I Got a Tattoo, and It Actually Improved My Mental Health

Three years ago, I was sitting in my dorm room gasping for air. I felt like I couldn’t breathe. My heart was practically beating out of my chest, and I was filled with a sense of impending doom as my freshly decorated walls threatened to close in on me. I was three days into college—I could tell something was wrong. I had never felt this way before. After a brisk walk to the counseling center, I realized what I was experiencing was an anxiety attack. I chalked it up to a one-time thing, but unfortunately, it wasn’t.

I didn’t feel like myself. It was hard for me to feel happy and connect with the things I used to love. Everything seemed pointless. I remember reading a comment on Instagram that said, “Depression makes you think that you’ve been looking at the world through rose-colored glasses all your life, and now you’ve finally taken them off,” and thinking, That’s exactly how I feel. I knew this new pessimistic lens wasn’t reality, but it felt pretty damn real.

When I started to feel better (thanks to therapy, medication, and a devotion to self-care practices), I was relieved but also terrified. It constantly felt like I was on a slippery slope. I had slipped into that dark place once. How could I be certain it wouldn’t happen again? I couldn’t be. And while I had made my way out once, the idea of fighting through all of that again scared me. I wanted to make a statement to myself, something that said no matter what, I would be okay. So I decided to get a tattoo.
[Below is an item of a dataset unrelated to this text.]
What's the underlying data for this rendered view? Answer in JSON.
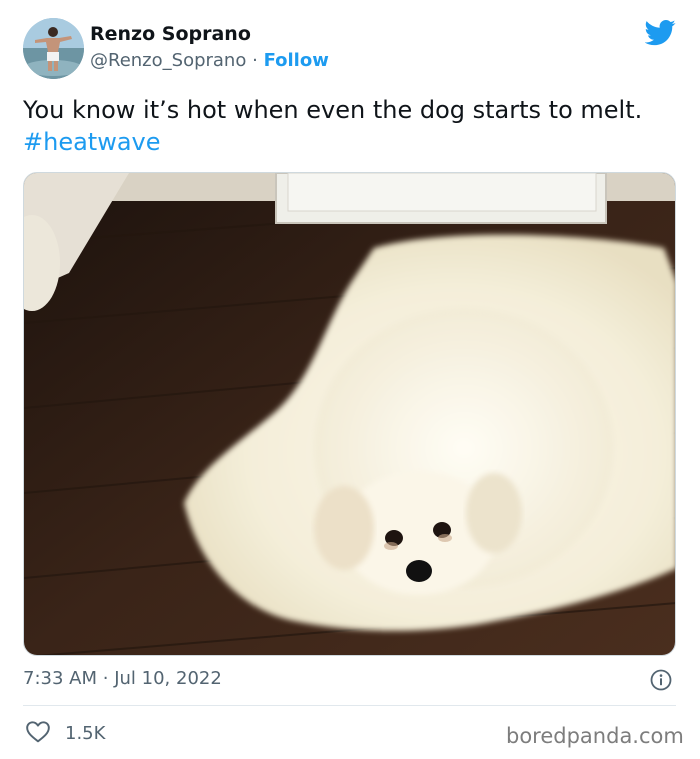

If you’re not quite ready to go under the needle, check out these lower-stakes ways to improve your mental health. Then, read about how our editor got inked by a female artist and how it was the feminist bonding moment of her dreams.